4.) Empowering others trumps disempowering others:
“Some are born great, some achieve greatness, and some have greatness thrust upon them.” – Shakespeare
All-too-often the powerless are kept that way because those in power are fearful, one-right-way leaders who lead by weak example. The so-called “powers that be” are afraid because on some level they realize that their power is false, lacking in any authentic prestige. And so they disempower the powerless so as to maintain their inauthentic, non-prestigious, authoritarian power. In short: they are incapable of empowering others because they themselves have never truly been empowered. Greg Prescott said it best: “We need leaders, not politicians. But in this world of followers, we have forgotten to lead ourselves. Stop waiting for change and be the change you want to see. We didn’t get to this point by sitting on our asses. The human race survived not because we are fastest or the strongest, but because we worked together.”

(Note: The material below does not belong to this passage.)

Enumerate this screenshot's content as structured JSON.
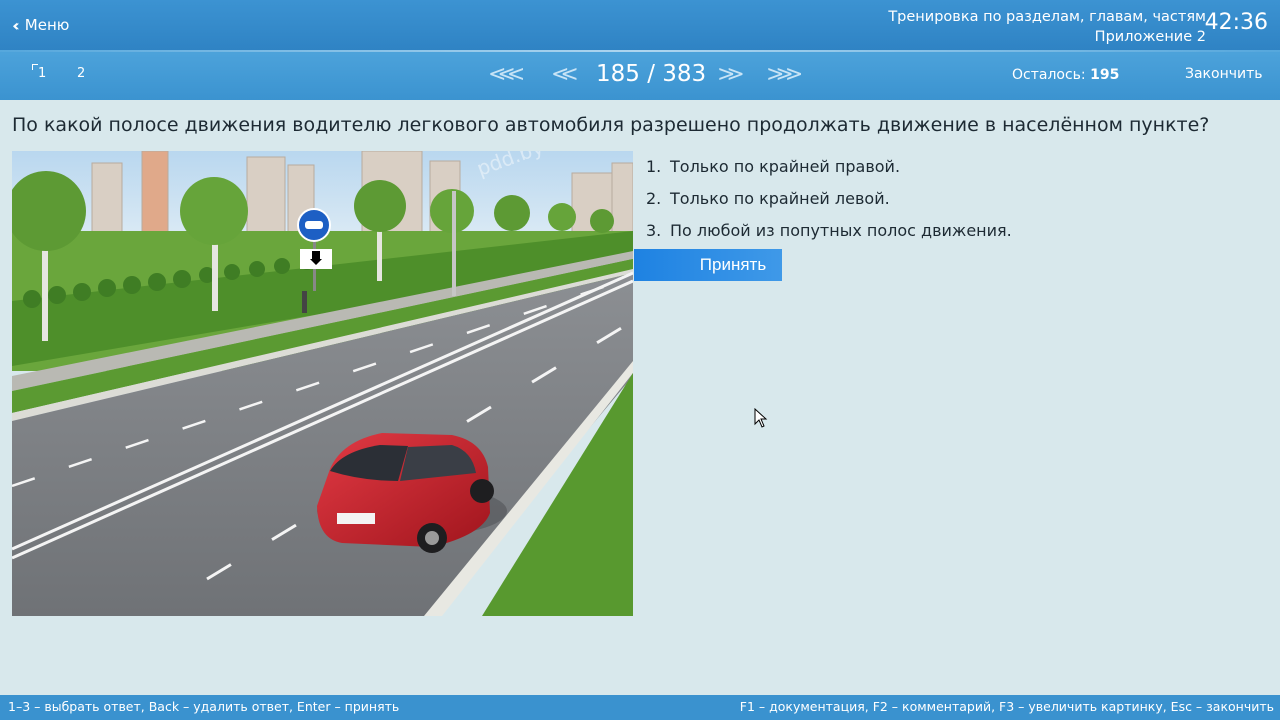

True power empowers. Authentic power does not need to cling to power, it releases it instead. It spreads it out. It expiates it. Think Harry Potter breaking the Elder Wand. Think Maximus (Gladiator) informing Senator Gracchus that after taking over Rome he would just leave. Empowering others through expiation trumps disempowering others to maintain power. Why? Because true power is prestigious and built upon respect, not rigid and built upon fear.
5.) Learn-liberate-empower-repeat is far superior to follow-limit-disempower-stagnate:
“The surest way to corrupt a youth is to instruct him to hold in higher esteem those who think alike than those who think differently.” – Nietzsche
As it stands, we live in a follow-limit-disempower-stagnate type of world filled with inauthentic leaders flexing authoritarian pseudo-powers. They would rather lead by weak example and maintain their grip on inauthentic power than lead by robust example and empower others and thereby discover prestige and authentic power. Since they gained their power through fear and hand-me-down authority, they don’t realize that there is far more power in prestige than there ever could be in authoritarian fear-mongering.
False leaders create tyranny through invulnerable power-grabbing. True leaders create freedom through vulnerable power-expiation. Power-expiation directly and indirectly empowers others. We don’t need more so-called leaders creating more followers; we need more authentic leaders empowering more would-be-leaders.
Just as cooperation is primary and competition secondary, in order for the human condition to thrive; so too is empowering others primary and competition with others secondary, in order for leadership to be authentic. This is vitally important to understand. It strikes at the heart of the human enigma. It plucks at the deepest chord of our propensity, or lack thereof, toward achieving a healthy human evolution that moves in harmony with the cosmos. It beats upon the primal drum of the human leitmotif. If we cannot resolve the way we follow and, in turn, the way we lead, then the human race will not be equipped to adapt and overcome to an ever-changing world and a never-permanent, unforgiving universe.
About the Author
Gary ‘Z’ McGee, a former Navy Intelligence Specialist turned philosopher, is the author of Birthday Suit of God and The Looking Glass Man. His works are inspired by the great philosophers of the ages and his wide awake view of the modern world.
This article (5 Reasons We Need Empowering Leaders & Fewer Disempowered Followers) was originally created and published by Waking Times and is printed here under a Creative Commons license with attribution to Gary ‘Z’ McGee and WakingTimes.com. It may be re-posted freely with proper attribution, author bio, and this statement of copyright.